--- Work task ---
Determine how many of the lines below hold the word "title". Give the number and nothing else.

---*---

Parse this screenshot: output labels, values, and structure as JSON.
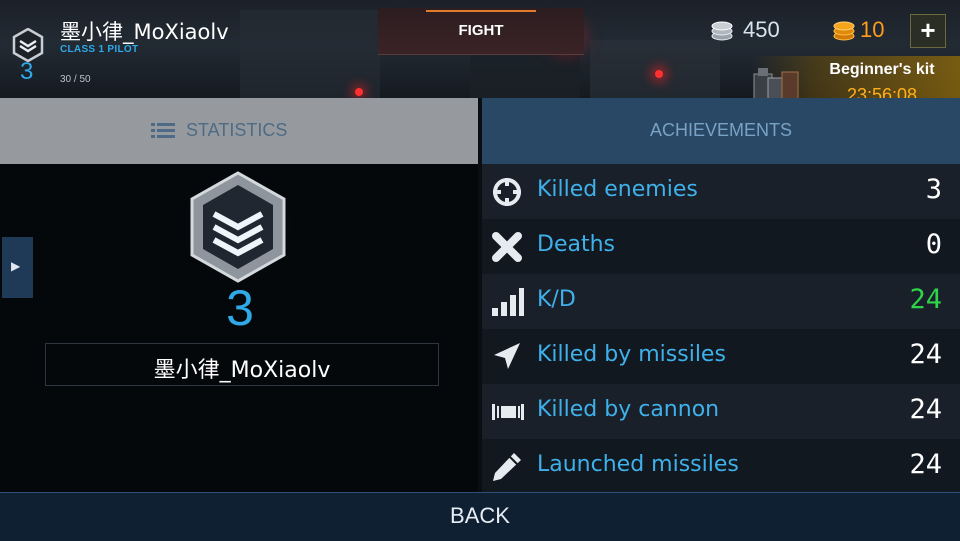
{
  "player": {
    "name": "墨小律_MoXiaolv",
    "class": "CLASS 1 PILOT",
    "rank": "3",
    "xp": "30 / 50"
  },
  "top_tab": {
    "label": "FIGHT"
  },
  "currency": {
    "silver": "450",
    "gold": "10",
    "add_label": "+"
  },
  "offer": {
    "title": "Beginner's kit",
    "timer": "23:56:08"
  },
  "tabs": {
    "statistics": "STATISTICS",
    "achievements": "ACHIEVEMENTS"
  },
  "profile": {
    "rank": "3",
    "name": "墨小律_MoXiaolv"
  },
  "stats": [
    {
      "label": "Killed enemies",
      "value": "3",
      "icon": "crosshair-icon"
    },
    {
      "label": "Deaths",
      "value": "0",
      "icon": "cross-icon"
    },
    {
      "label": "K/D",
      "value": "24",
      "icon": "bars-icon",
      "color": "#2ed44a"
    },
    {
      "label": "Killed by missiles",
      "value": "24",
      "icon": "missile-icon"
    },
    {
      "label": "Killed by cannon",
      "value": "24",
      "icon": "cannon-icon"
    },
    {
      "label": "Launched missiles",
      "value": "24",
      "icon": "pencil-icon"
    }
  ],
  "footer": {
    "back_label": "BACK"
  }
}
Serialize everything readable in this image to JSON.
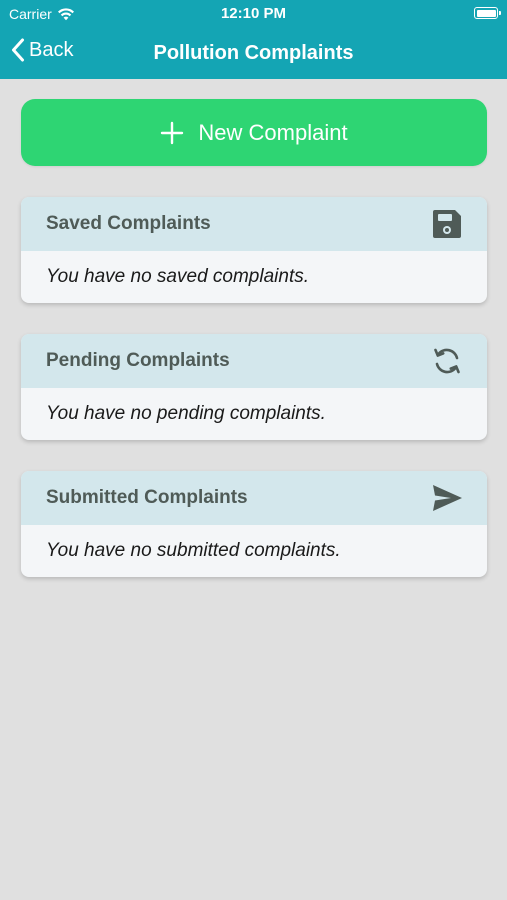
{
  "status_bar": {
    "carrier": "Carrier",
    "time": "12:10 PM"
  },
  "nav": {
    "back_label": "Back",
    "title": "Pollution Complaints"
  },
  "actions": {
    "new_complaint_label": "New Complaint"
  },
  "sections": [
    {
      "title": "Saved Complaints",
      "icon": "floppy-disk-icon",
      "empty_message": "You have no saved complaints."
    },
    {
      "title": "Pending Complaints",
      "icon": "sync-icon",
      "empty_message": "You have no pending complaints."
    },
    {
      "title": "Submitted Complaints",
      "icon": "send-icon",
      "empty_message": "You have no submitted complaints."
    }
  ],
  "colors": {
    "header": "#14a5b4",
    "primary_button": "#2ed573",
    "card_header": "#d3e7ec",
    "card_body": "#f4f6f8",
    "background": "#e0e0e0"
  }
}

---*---

--- Response to this task ---
5